B2B payments are a massive part of every business’ operations. However, these transactions can be burdensome for companies that rely on antiquated payment methods like wire transfers and commercial credit cards.
These outdated workflows increase invoice processing expenses, provide less actionable data, and extend payment cycles. Thankfully, many companies are removing these barriers to buyer enablement by implementing payment-agnostic accounts payable automation systems.
As the name suggests, eChecks are digital versions of traditional paper checks. Banks and other financial institutions confidently rely on the Automated Clearing House (ACH) network to efficiently process transactions. Almost any time you pay directly from your bank account (like when renting a car or sending someone money) is an ACH payment.
To make an eCheck, a client must first authorize the payment using their bank’s online banking portal or a secure payment processing solution. Once the merchant receives this authorization, they can “save” and submit the payment to the ACH system. Then, the eCheck transaction is processed, and funds are withdrawn from the customer’s bank account and deposited into the business’s bank account. Finally, a payment confirmation receipt is sent to the client.
eCheck transactions offer higher security than credit cards since they rely on authenticated bank account information rather than credit checks to verify the cardholder’s identity. Moreover, the security measures eChecks utilize, such as public key cryptography and digital signatures, make it hard to duplicate or intercept a price.
Additionally, eChecks are generally lower in processing cost than credit card payments. It makes them ideal for subscription-based businesses and those who manage large payment volumes. As a result, eChecks are becoming increasingly popular among law firms and many other companies.
Wire transfers offer a swift and reliable method of transferring funds without exchanging physical cash.

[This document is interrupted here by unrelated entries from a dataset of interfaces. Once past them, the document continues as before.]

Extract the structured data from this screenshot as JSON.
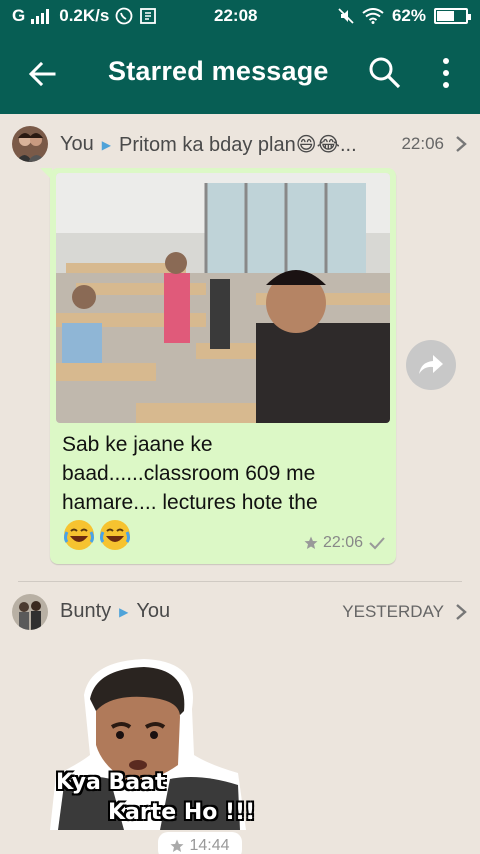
{
  "status_bar": {
    "carrier": "G",
    "speed": "0.2K/s",
    "time": "22:08",
    "battery": "62%",
    "battery_level": 0.62
  },
  "app_bar": {
    "title": "Starred message",
    "back_icon": "arrow-back-icon",
    "search_icon": "search-icon",
    "more_icon": "more-vert-icon"
  },
  "messages": [
    {
      "from": "You",
      "to": "Pritom ka bday plan😄😂...",
      "header_time": "22:06",
      "caption": "Sab ke jaane ke baad......classroom 609 me hamare.... lectures hote the",
      "emojis": "😂😂",
      "time": "22:06"
    },
    {
      "from": "Bunty",
      "to": "You",
      "header_time": "YESTERDAY",
      "sticker_line1": "Kya Baat",
      "sticker_line2": "Karte Ho !!!",
      "time": "14:44"
    }
  ],
  "colors": {
    "primary": "#075e54",
    "bubble": "#dcf8c6",
    "background": "#ece5dd",
    "accent": "#4fa3d9"
  }
}
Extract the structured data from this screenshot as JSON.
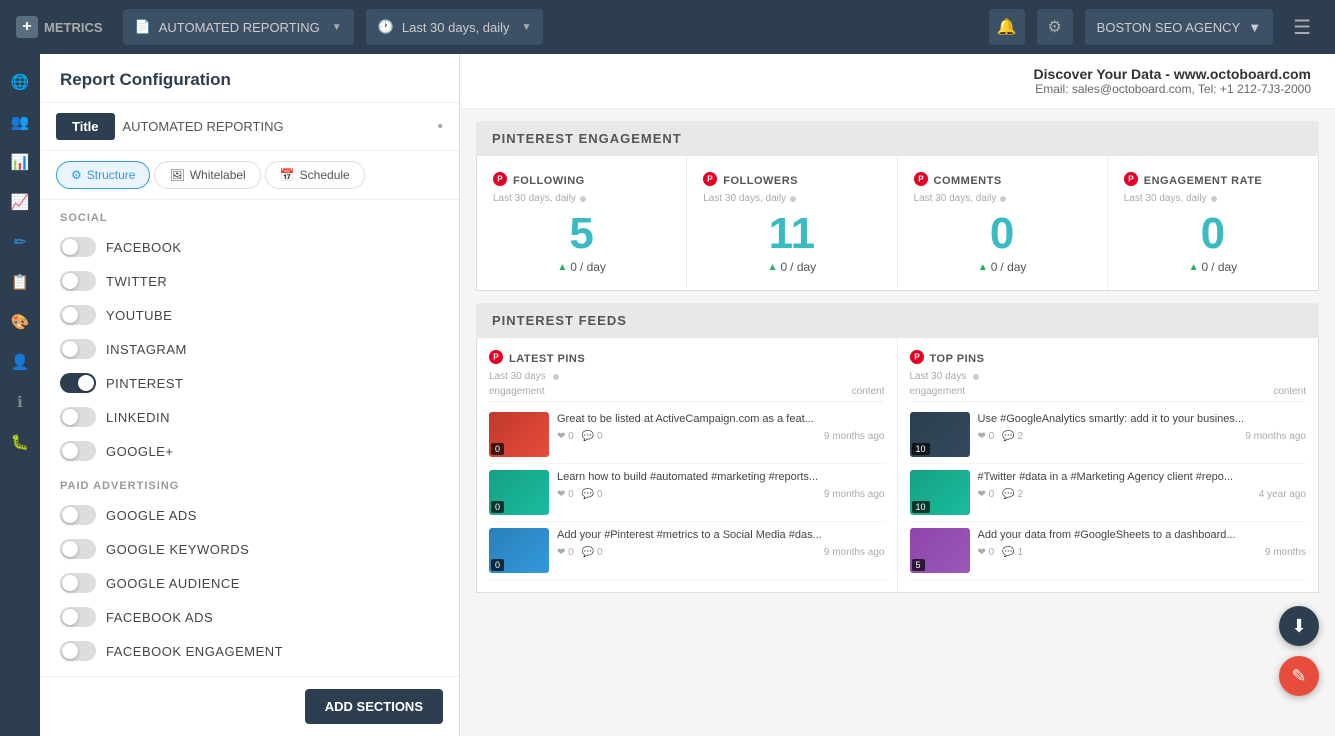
{
  "topNav": {
    "logoPlus": "+",
    "logoText": "METRICS",
    "reportingLabel": "AUTOMATED REPORTING",
    "dateRange": "Last 30 days, daily",
    "agency": "BOSTON SEO AGENCY",
    "icons": {
      "notifications": "🔔",
      "settings": "⚙",
      "arrow": "▼",
      "hamburger": "☰"
    }
  },
  "sideIcons": [
    {
      "name": "globe-icon",
      "symbol": "🌐",
      "active": true
    },
    {
      "name": "users-icon",
      "symbol": "👥",
      "active": false
    },
    {
      "name": "analytics-icon",
      "symbol": "📊",
      "active": false
    },
    {
      "name": "trending-icon",
      "symbol": "📈",
      "active": false
    },
    {
      "name": "edit-icon",
      "symbol": "✏",
      "active": true
    },
    {
      "name": "clipboard-icon",
      "symbol": "📋",
      "active": false
    },
    {
      "name": "paint-icon",
      "symbol": "🎨",
      "active": false
    },
    {
      "name": "user-icon",
      "symbol": "👤",
      "active": false
    },
    {
      "name": "info-icon",
      "symbol": "ℹ",
      "active": false
    },
    {
      "name": "bug-icon",
      "symbol": "🐛",
      "active": false
    }
  ],
  "configPanel": {
    "heading": "Report Configuration",
    "titleLabel": "Title",
    "titleValue": "AUTOMATED REPORTING",
    "tabs": [
      {
        "label": "Structure",
        "icon": "⚙",
        "active": true
      },
      {
        "label": "Whitelabel",
        "icon": "🖼",
        "active": false
      },
      {
        "label": "Schedule",
        "icon": "📅",
        "active": false
      }
    ],
    "social": {
      "sectionLabel": "SOCIAL",
      "items": [
        {
          "label": "FACEBOOK",
          "on": false
        },
        {
          "label": "TWITTER",
          "on": false
        },
        {
          "label": "YOUTUBE",
          "on": false
        },
        {
          "label": "INSTAGRAM",
          "on": false
        },
        {
          "label": "PINTEREST",
          "on": true
        },
        {
          "label": "LINKEDIN",
          "on": false
        },
        {
          "label": "GOOGLE+",
          "on": false
        }
      ]
    },
    "paidAdvertising": {
      "sectionLabel": "PAID ADVERTISING",
      "items": [
        {
          "label": "GOOGLE ADS",
          "on": false
        },
        {
          "label": "GOOGLE KEYWORDS",
          "on": false
        },
        {
          "label": "GOOGLE AUDIENCE",
          "on": false
        },
        {
          "label": "FACEBOOK ADS",
          "on": false
        },
        {
          "label": "FACEBOOK ENGAGEMENT",
          "on": false
        }
      ]
    },
    "addSectionsBtn": "ADD SECTIONS"
  },
  "reportHeader": {
    "title": "Discover Your Data - www.octoboard.com",
    "contact": "Email: sales@octoboard.com, Tel: +1 212-7J3-2000"
  },
  "pinterestEngagement": {
    "sectionTitle": "PINTEREST ENGAGEMENT",
    "cards": [
      {
        "name": "FOLLOWING",
        "period": "Last 30 days, daily",
        "value": "5",
        "trend": "0",
        "trendUnit": "/ day"
      },
      {
        "name": "FOLLOWERS",
        "period": "Last 30 days, daily",
        "value": "11",
        "trend": "0",
        "trendUnit": "/ day"
      },
      {
        "name": "COMMENTS",
        "period": "Last 30 days, daily",
        "value": "0",
        "trend": "0",
        "trendUnit": "/ day"
      },
      {
        "name": "ENGAGEMENT RATE",
        "period": "Last 30 days, daily",
        "value": "0",
        "trend": "0",
        "trendUnit": "/ day"
      }
    ]
  },
  "pinterestFeeds": {
    "sectionTitle": "PINTEREST FEEDS",
    "latestPins": {
      "title": "LATEST PINS",
      "period": "Last 30 days",
      "engagementLabel": "engagement",
      "contentLabel": "content",
      "items": [
        {
          "text": "Great to be listed at ActiveCampaign.com as a feat...",
          "likes": "0",
          "comments": "0",
          "date": "9 months ago",
          "badge": "0",
          "thumbClass": "thumb-red"
        },
        {
          "text": "Learn how to build #automated #marketing #reports...",
          "likes": "0",
          "comments": "0",
          "date": "9 months ago",
          "badge": "0",
          "thumbClass": "thumb-teal"
        },
        {
          "text": "Add your #Pinterest #metrics to a Social Media #das...",
          "likes": "0",
          "comments": "0",
          "date": "9 months ago",
          "badge": "0",
          "thumbClass": "thumb-blue"
        }
      ]
    },
    "topPins": {
      "title": "TOP PINS",
      "period": "Last 30 days",
      "engagementLabel": "engagement",
      "contentLabel": "content",
      "items": [
        {
          "text": "Use #GoogleAnalytics smartly: add it to your busines...",
          "likes": "0",
          "comments": "2",
          "date": "9 months ago",
          "badge": "10",
          "thumbClass": "thumb-dark"
        },
        {
          "text": "#Twitter #data in a #Marketing Agency client #repo...",
          "likes": "0",
          "comments": "2",
          "date": "4 year ago",
          "badge": "10",
          "thumbClass": "thumb-teal"
        },
        {
          "text": "Add your data from #GoogleSheets to a dashboard...",
          "likes": "0",
          "comments": "1",
          "date": "9 months",
          "badge": "5",
          "thumbClass": "thumb-chart"
        }
      ]
    }
  },
  "fab": {
    "downloadIcon": "⬇",
    "editIcon": "✎"
  }
}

They are settled electronically through a global network of banks and move service agencies. They can be sent domestically or internationally, though there are additional fees for international wires. They also tend to have higher transaction limits than other payment methods.
Typically, funds will appear in the recipient’s account within a few hours of the request being made. That makes them popular for business-to-business payments and personal transactions such as selling a real estate purchase or buying a car. They can also be used for paying legal fees or tax payments.
They are perfect for B2B payments on the blockchain or significant purchases like a new commercial space or automobile because they frequently offer far higher transaction limits than conventional payment options. In many cases, the elevated fees that come with a wire are worth it to get the funds into the hands of the recipient as quickly as possible.
One important thing to note about wires is that they cannot be reversed, so using them only for transactions with trusted recipients is essential. In addition, the information that must be provided when sending a wire can be gathered by criminals to commit fraud and should always be kept secure.
Virtual Credit Cards
The digitized world of business payments has made virtual cards one of the most popular tools businesses can use to cut out paper-based processes. But their benefits continue beyond there. Virtual card payments attract B2B buyers like moths to a lamp because of their security and flexibility.
A virtual card is a tokenized card number that links to a specific bank account and conceals the original credit or debit card number. It can be generated instantly and in multiples, and it’s possible to set spending limits on the card to prevent fraud.
This digital payment method also improves business spending control in a remote work environment. For example, instead of sharing a single physical business card with employees and contractors, you can generate unique virtual cards for each person, automatically delivered remotely via an app. Each transaction is captured in your payment system as a separate card line item, and the individual recipient can only spend up to the limit you’ve set.
Aside from the increased accountability, virtual card payments can also reduce the time to process a purchase from days to minutes. Traditionally, when a supplier gets paid by virtual card, the accounts payable team receives the total card number and remittance advice in an email that they must manually enter into their ERP system. But with the right automation, this step is eliminated. Almost half of the survey respondents cited automatic reconciliation of virtual card payments with open invoices as one of the top benefits of this payment method.
Commercial Credit Cards
Commercial cards are credit or debit cards that businesses give to their employees so workers can make purchases on the business’s behalf. The cards are often co-branded with specific retailers or gas stations, which limits the cardholders’ ability to use the cards at other establishments. According to prediction, the volume of transactions is set to rise from $493B in 2017 to $686B in 2022. Many startups, in particular, rely heavily on issuing commercial cards to cover operating expenses.
One of the main benefits of adopting commercial cards is that they help companies automate and streamline financial processes. By allowing employees to charge company-related expenses on the cards, businesses can eliminate reimbursement processes and reduce the risk of fraud. Companies can also set spending limits and restrict the types of items that can be purchased with each card.
In addition, the issuance of commercial cards can offer the benefit of helping businesses to build credit. However, the ability to do so depends on the card issuer’s policies regarding credit reporting, which is formally known as data furnishing.
Compared to business cards, commercial cards can offer more flexibility and features, such as higher credit limits, the ability to support multiple cards within a single program, and the capability to integrate directly with accounting software. Moreover, while business cards typically require the business owner to provide a personal guarantee, commercial cards generally do not.